Black Warrior Riverkeeper celebrates its 15th anniversaryBy Serena Bailey | 06/12/2017 10:44am
Black Warrior Riverkeeper is a Birmingham-based nonprofit dedicated to helping protect the Black Warrior River watershed.
Five years ago the Birmingham-based nonprofit Black Warrior Riverkeeper was celebrating its 10th anniversary on the Bama Belle when one of the boat’s engines broke. The boat would be out of commission for almost five years, returning this past February. Now, Black Warrior Riverkeeper is returning to Tuscaloosa to celebrate its fifteenth anniversary on the Bama Belle, cruising the river it works every day to protect.
“Environmentalism is a very efficient and effective way of loving one's neighbors because the environment affects everyone,” said Charles Scribner, the executive director of Black Warrior Riverkeeper. “Doesn't matter what your politics are, what your background is, or what you're interested in. We all need clean water in order to survive and thrive. There are a million people that live in the Black Warrior River Watershed so if I can do anything to help to make their water quality better I'll feel really good about that.”
Black Warrior Riverkeeper is an organization dedicated to helping protect the Black Warrior River watershed, including the river and all creeks and lakes connected to it in 17 counties across the state. Tuscaloosa was chosen for the celebration for a few reasons, according to Scribner. Among which include the fact that the river and the city of Tuscaloosa both have the same namesake, Choctaw Chief Tuskaloosa, and the fact that most of the organization's volunteers are UA students.
“I think the biggest challenge [with] environmental issues is often the results of our efforts are not immediately seen,” he said. “We're protecting our neighbors but we're also protecting future generations. The decisions we make now really affect people downstream, and I don't just mean downstream literally although that is certainly the case, but also downstream figuratively in the case that we're protecting future generations from pollution and harm.”
Senior public relations major Hope Runyan is currently working as an intern at Black Warrior Riverkeeper. As part of her internship, she works on various projects for the organization and reaches out to volunteers across the 17 counties in the watershed. Working with Black Warrior Riverkeeper, she said, has given her a new appreciation for the river and the resources it provides, including drinking water.

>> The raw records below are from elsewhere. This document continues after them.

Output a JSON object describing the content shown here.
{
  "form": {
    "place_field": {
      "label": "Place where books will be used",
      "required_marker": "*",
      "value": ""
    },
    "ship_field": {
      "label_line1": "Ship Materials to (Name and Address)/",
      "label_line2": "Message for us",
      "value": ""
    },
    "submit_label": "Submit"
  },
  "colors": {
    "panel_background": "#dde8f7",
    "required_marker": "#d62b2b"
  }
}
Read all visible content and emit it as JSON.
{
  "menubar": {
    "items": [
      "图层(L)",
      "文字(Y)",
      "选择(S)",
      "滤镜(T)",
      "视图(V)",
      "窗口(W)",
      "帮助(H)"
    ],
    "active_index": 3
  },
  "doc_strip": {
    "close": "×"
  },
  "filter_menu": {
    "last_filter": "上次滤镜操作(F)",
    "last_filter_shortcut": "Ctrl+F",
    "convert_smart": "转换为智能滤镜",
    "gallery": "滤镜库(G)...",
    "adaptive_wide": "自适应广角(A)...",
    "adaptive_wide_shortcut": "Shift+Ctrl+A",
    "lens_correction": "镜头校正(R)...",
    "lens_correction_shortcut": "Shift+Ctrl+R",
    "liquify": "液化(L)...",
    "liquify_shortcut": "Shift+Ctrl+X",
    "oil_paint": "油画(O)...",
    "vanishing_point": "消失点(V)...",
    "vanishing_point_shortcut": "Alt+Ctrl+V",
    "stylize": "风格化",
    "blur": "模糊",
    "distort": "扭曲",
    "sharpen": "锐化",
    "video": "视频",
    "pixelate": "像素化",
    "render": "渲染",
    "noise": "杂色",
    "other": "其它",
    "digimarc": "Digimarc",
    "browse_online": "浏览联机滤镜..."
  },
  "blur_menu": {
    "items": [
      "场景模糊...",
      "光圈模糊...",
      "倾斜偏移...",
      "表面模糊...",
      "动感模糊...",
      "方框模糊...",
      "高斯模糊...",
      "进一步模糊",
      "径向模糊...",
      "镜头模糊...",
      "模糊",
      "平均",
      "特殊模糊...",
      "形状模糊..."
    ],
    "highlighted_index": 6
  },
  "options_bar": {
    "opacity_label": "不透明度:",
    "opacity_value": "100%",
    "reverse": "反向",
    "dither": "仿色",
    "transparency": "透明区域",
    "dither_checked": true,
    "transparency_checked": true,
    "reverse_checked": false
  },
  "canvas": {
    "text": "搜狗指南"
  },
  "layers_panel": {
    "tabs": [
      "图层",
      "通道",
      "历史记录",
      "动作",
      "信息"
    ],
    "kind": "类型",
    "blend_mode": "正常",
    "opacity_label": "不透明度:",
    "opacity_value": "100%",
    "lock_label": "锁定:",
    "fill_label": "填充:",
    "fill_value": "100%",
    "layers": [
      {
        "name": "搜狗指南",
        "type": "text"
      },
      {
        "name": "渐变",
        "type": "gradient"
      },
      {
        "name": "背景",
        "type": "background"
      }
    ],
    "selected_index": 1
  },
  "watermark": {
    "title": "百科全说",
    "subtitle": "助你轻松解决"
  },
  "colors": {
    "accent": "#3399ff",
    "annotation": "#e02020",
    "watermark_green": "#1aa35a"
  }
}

“You know you're supposed to recycle but eventually you kind of forget to do some of those things,” Runyan said. “I think that after everything I'm learning, I want to keep it with me and learn to apply to every day. Anywhere I go after graduation, even if I leave Alabama, there's going to be another watershed because you're always living in a watershed and there's probably going to be pollutants and things like that. There's always something for you to do to help the environment.”
William Andreen, a professor in environmental law and administrative law at the University, has been active in the environmental community in Alabama for 30 years. He’s currently a member of Black Warrior Riverkeeper’s Board of Directors as well as a member of its legal committee.
“To me, it's a matter of stewardship,” Andreen said. “We have a marvelous planet with fantastic resources and we have a duty to take care of it and pass it on to future generations in as good a shape as we found it or better.”
For Scribner, he said he doesn’t think the organization’s work will ever be done.
“Even if we made so much progress that it seemed as if there were no more battles to fight the minute that we turn our backs and declare victory there’s going to be some new threat creeping into the watershed,” Scribner said. “So it really takes the vigilance of not just our staff but our thousands of members to contact us consistently and report pollution.”
Citizens who see anything out of the ordinary on the river can also report the occurrence to Black Warrior Riverkeeper through their website blackwarriorriver.org. There they’ll find a list of problems currently facing the river as well as an interactive form to report pollution.
“I think that, politically, unfortunately, people are fed this lie that we need to choose between the environment and jobs so it's been a little bit disappointing to see in a state that is so incredibly outdoorsy and has such beautiful and valuable natural resources that there isn't a very good effort from our politicians to protect those resources,” Scribner said. “But at the same time what has made me so happy is that there are so many non-profit environmental organizations and so many citizens that have the spirit and wanted to protect those resources. So where our government is failing, the citizens are picking up the slack and that's very inspiring.”